An interesting licensing case in the Administrative Court recently.
The case concerned application for judicial review of a decision by Guildford Borough Council refusing to deal with an application for a minor variation.
C was the freehold owner of nightclub premises in Guildford and the holder of a ‘shadow’ licence because its tenant, L, held a premises licence and operated the premises. A condition requiring the provider of doorstaff to have Approved Contractor status had been imposed on the licence prior to leasing the venue to L, following a series of assaults on customers by doorstaff, and on a police-led review.
L successfully applied by way of minor variation to have a the condition substituted in respect of its licence, having obtained police approval for its named contractor (who did not have, but was seeking, Approved Contractor status). The new condition required the contractor to be using ‘best endeavours’ to achieve such status.
C then applied, praying in aid the decision in respect of L, to have the same variation to its licence granted as a minor variation. Guildford refused to deal with the application as a minor variation.

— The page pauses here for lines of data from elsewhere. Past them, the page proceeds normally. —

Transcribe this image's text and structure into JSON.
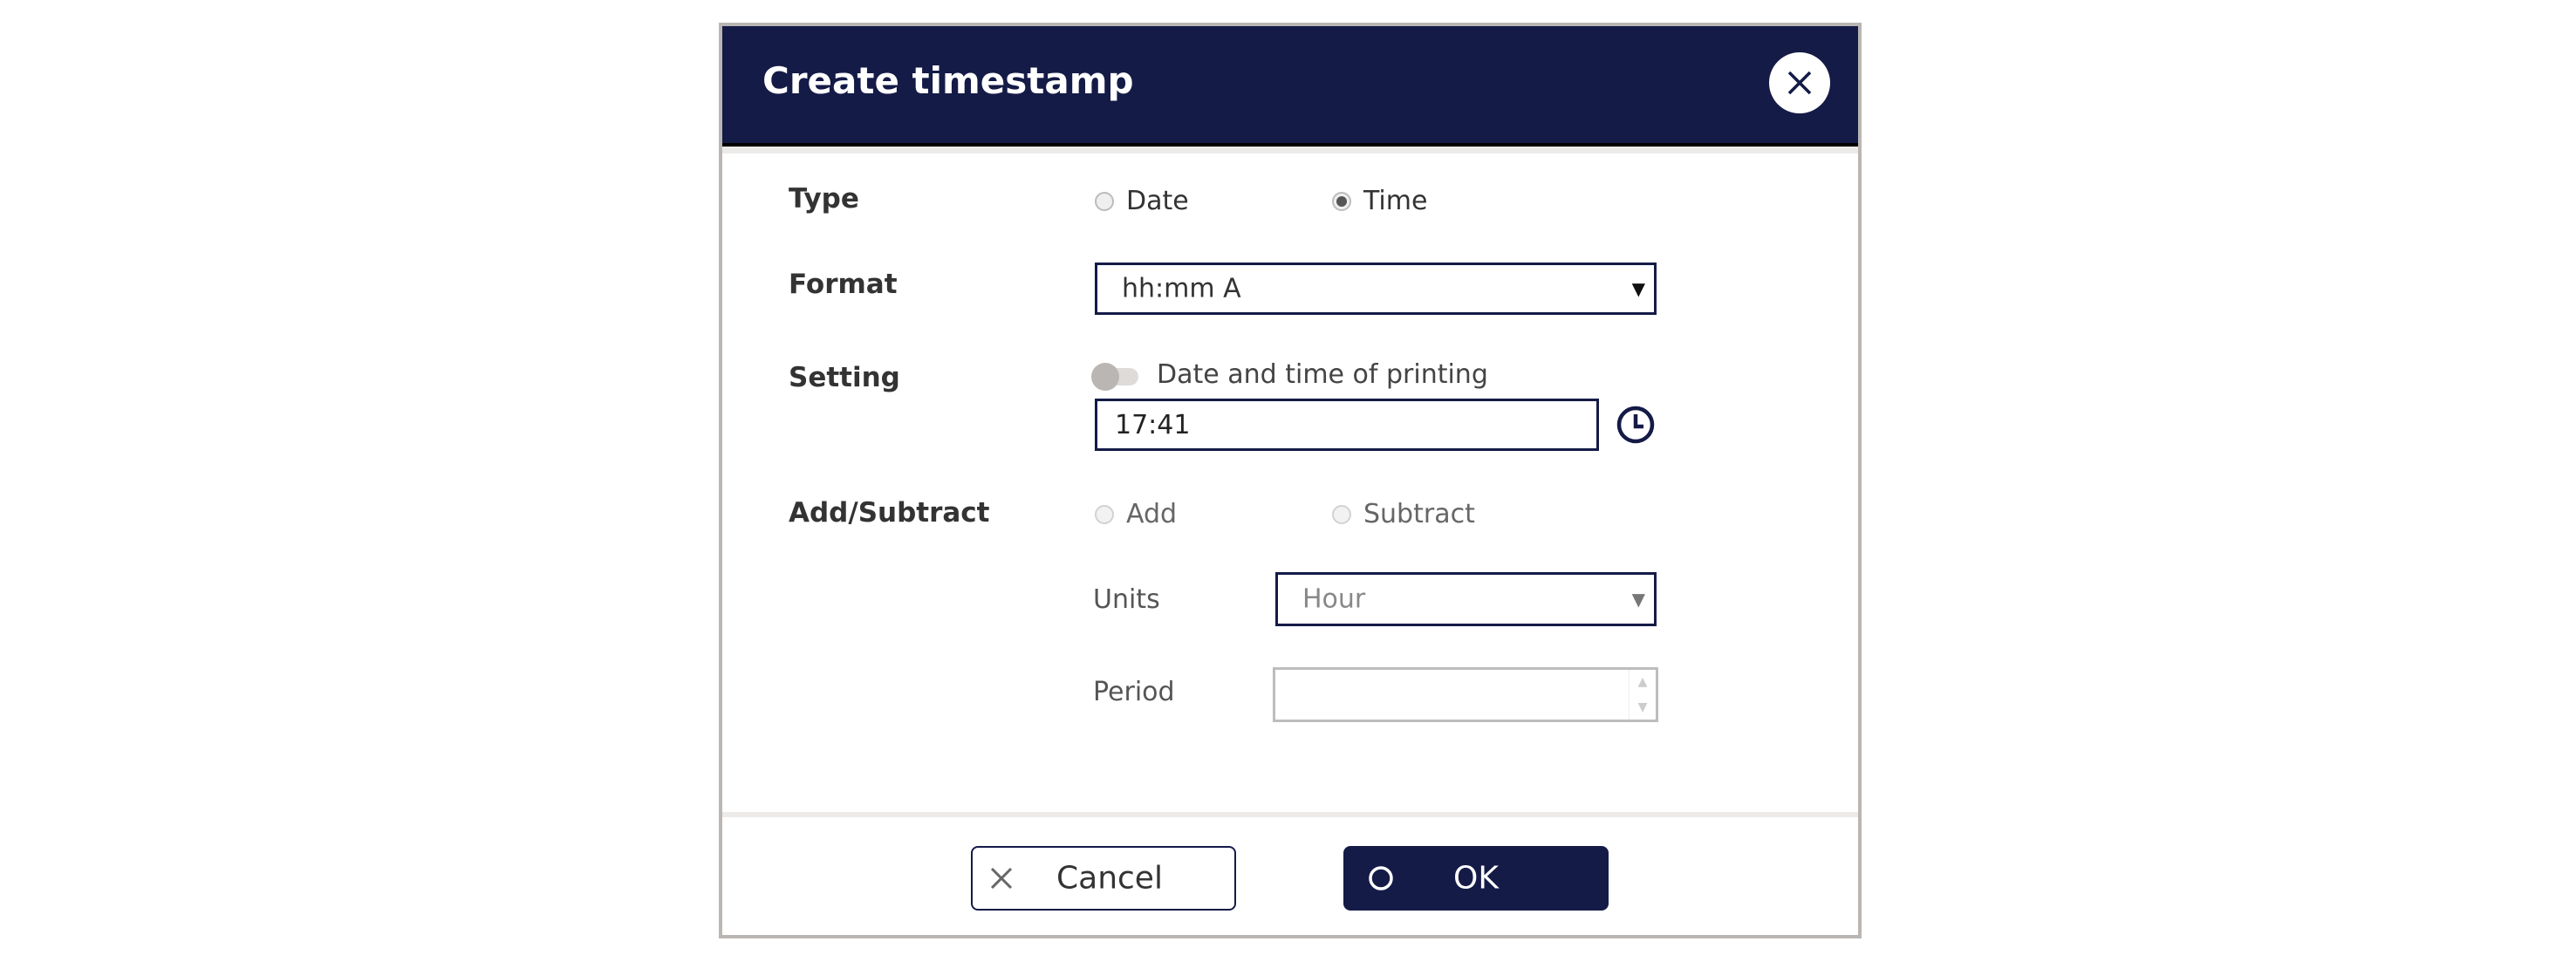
{
  "dialog": {
    "title": "Create timestamp",
    "close_icon": "close-icon"
  },
  "type": {
    "label": "Type",
    "options": [
      {
        "label": "Date",
        "checked": false
      },
      {
        "label": "Time",
        "checked": true
      }
    ]
  },
  "format": {
    "label": "Format",
    "value": "hh:mm A"
  },
  "setting": {
    "label": "Setting",
    "toggle_label": "Date and time of printing",
    "toggle_on": false,
    "time_value": "17:41",
    "clock_icon": "clock-icon"
  },
  "add_subtract": {
    "label": "Add/Subtract",
    "options": [
      {
        "label": "Add",
        "checked": false
      },
      {
        "label": "Subtract",
        "checked": false
      }
    ],
    "units_label": "Units",
    "units_value": "Hour",
    "period_label": "Period",
    "period_value": ""
  },
  "footer": {
    "cancel_label": "Cancel",
    "ok_label": "OK"
  },
  "colors": {
    "brand": "#151b47",
    "border": "#b9b6b3"
  }
}
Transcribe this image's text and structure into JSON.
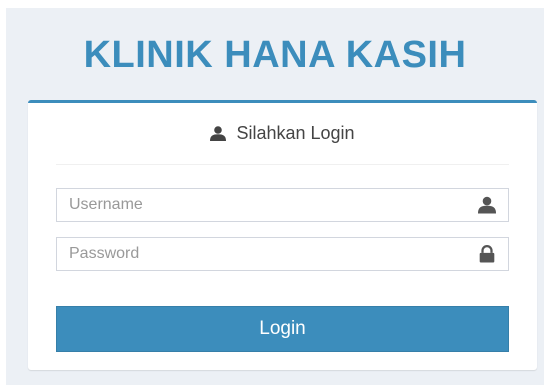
{
  "brand": {
    "title": "KLINIK HANA KASIH"
  },
  "login_box": {
    "header_icon": "user-icon",
    "header_text": "Silahkan Login",
    "username": {
      "placeholder": "Username",
      "value": "",
      "icon": "user-icon"
    },
    "password": {
      "placeholder": "Password",
      "value": "",
      "icon": "lock-icon"
    },
    "submit_label": "Login"
  },
  "colors": {
    "accent": "#3c8dbc",
    "background": "#ecf0f5",
    "panel": "#ffffff",
    "border": "#d2d6de"
  }
}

C applied for permission to judicially review Guildford’s decision arguing
(1) That the decision to treat L’s application and its own application differently was irrational and inconsistent;
(2) That the decision to treat a ‘best endeavours’ condition as likely to give rise to adverse impact on the licensing objectives per se was irrational; and

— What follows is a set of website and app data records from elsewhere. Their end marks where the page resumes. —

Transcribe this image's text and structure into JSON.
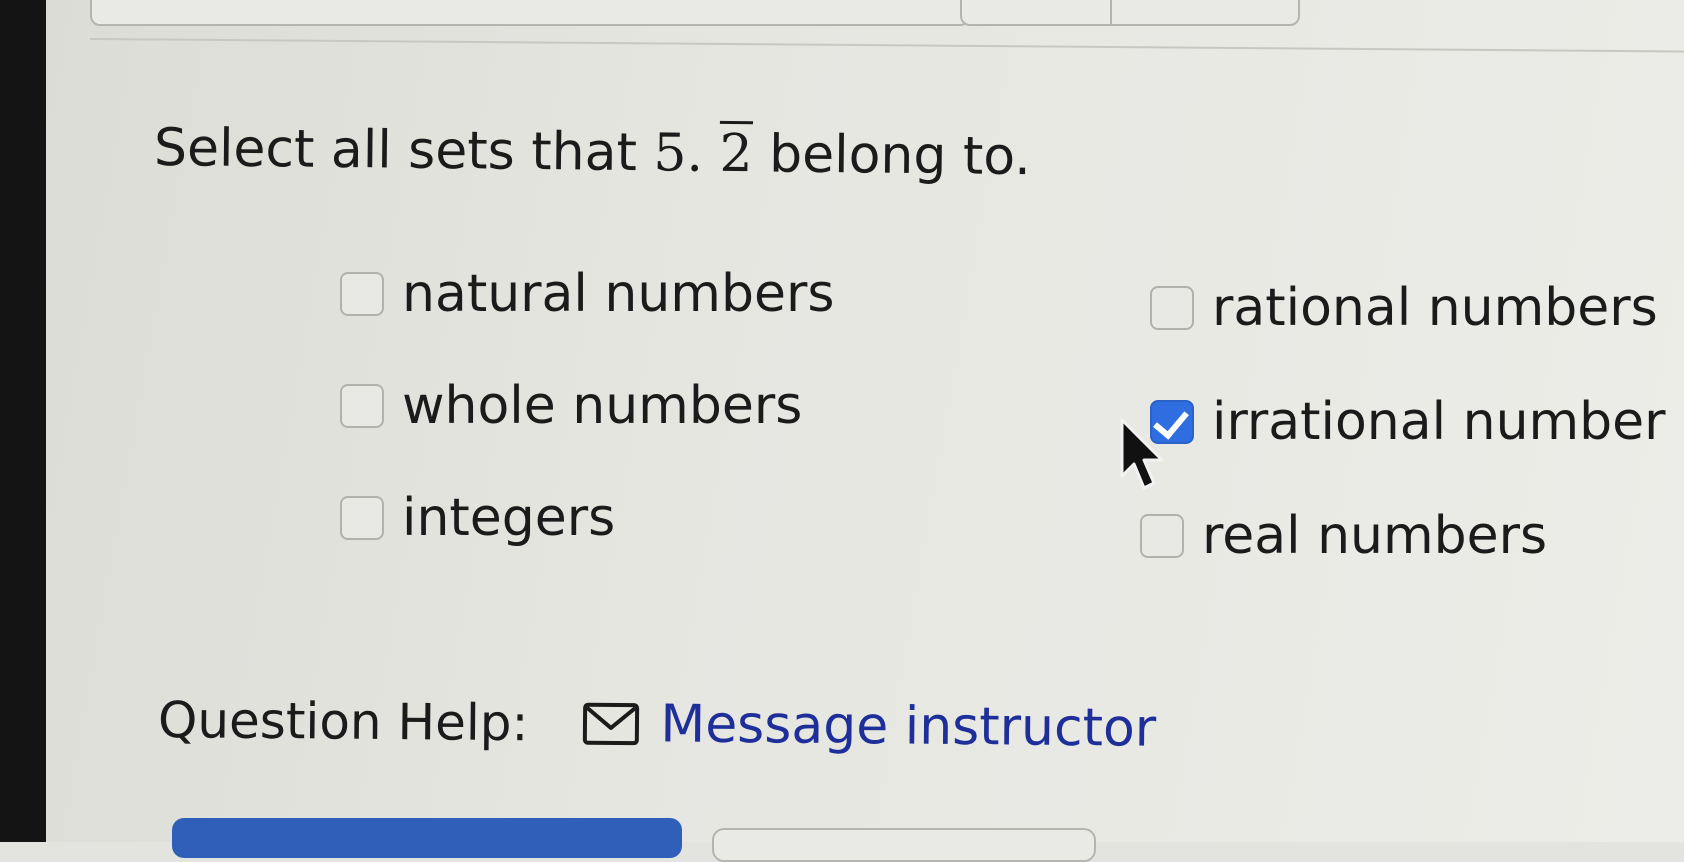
{
  "question": {
    "prefix": "Select all sets that ",
    "number_whole": "5.",
    "number_repeating": "2",
    "suffix": " belong to."
  },
  "options": [
    {
      "label": "natural numbers",
      "checked": false
    },
    {
      "label": "whole numbers",
      "checked": false
    },
    {
      "label": "integers",
      "checked": false
    },
    {
      "label": "rational numbers",
      "checked": false
    },
    {
      "label": "irrational number",
      "checked": true
    },
    {
      "label": "real numbers",
      "checked": false
    }
  ],
  "help": {
    "label": "Question Help:",
    "link_icon": "mail-icon",
    "link_text": "Message instructor"
  },
  "colors": {
    "checked_box": "#2f6ee0",
    "link": "#1f2f9a"
  }
}
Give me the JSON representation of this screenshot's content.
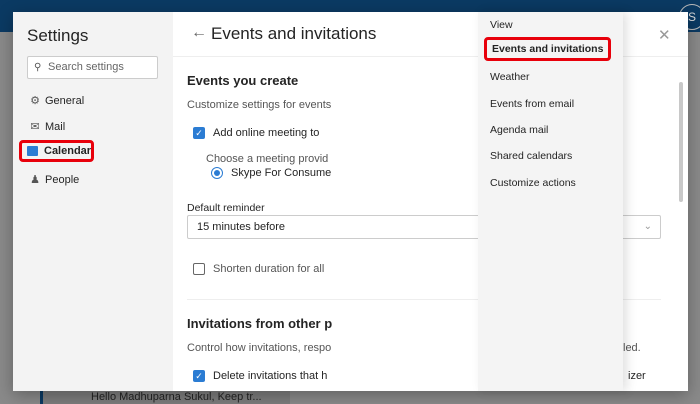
{
  "background": {
    "message_preview": "Hello Madhuparna Sukul, Keep tr...",
    "avatar_initial": "S"
  },
  "settings": {
    "title": "Settings",
    "search_placeholder": "Search settings",
    "nav": [
      {
        "label": "General",
        "icon": "gear-icon"
      },
      {
        "label": "Mail",
        "icon": "mail-icon"
      },
      {
        "label": "Calendar",
        "icon": "calendar-icon",
        "selected": true
      },
      {
        "label": "People",
        "icon": "people-icon"
      }
    ]
  },
  "page": {
    "title": "Events and invitations",
    "section1": {
      "heading": "Events you create",
      "desc": "Customize settings for events",
      "add_online_meeting": "Add online meeting to",
      "choose_provider": "Choose a meeting provid",
      "provider": "Skype For Consume",
      "default_reminder_label": "Default reminder",
      "default_reminder_value": "15 minutes before",
      "shorten_duration": "Shorten duration for all"
    },
    "section2": {
      "heading": "Invitations from other p",
      "desc": "Control how invitations, respo",
      "desc_tail": "led.",
      "delete_invitations": "Delete invitations that h",
      "delete_tail": "izer"
    }
  },
  "menu": [
    "View",
    "Events and invitations",
    "Weather",
    "Events from email",
    "Agenda mail",
    "Shared calendars",
    "Customize actions"
  ],
  "colors": {
    "accent": "#2b7cd3",
    "highlight": "#e8000b"
  }
}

(3) Insufficient reasons were given for the difference in approach.
In refusing C’s application, Jay J held that:
1. there was no irrationality in the differential approach. Guildford had adequately shown that the applications in respect of L and C were materially different in as much as L had obtained police approval, did not have the adverse history that C had and had named its contractor; C had not.
2. it was irrational, in light of the broad range of outcomes permitted by the statutory test (from the ‘definitely will adversely affect’ to the ‘just conceivably might adversely affect’) for Guildford to have concluded that the ‘best endeavours’ condition was unenforceable and therefore could adversely affect the licensing objectives. It had said as much in its reasons and there was no additional requirement to explain why it had, exceptionally, taken a different view on the facts of L’s application. In any event that different view was justified on the facts.
A further attempt to challenge by amendment the decision by an attack on the scheme of delegations was ruled out as being too late and academic in any event.
Cornerstone Barristers reporting on the case said: “The decision is useful for local authorities (and those that deal with them) in understanding the breadth of the test that must be applied under s.41B in respect of minor variations. Given that the range of permissible outcomes is so wide, and the consequences of failure (which would mean having to make a ‘full’ variation application) relatively light, a local authority is likely to have broad discretion within which its decisions on the question of potential impact on the licensing objectives are unlikely to be challengeable. The same is true of the standard of reasons required.”
The claim was dismissed with costs.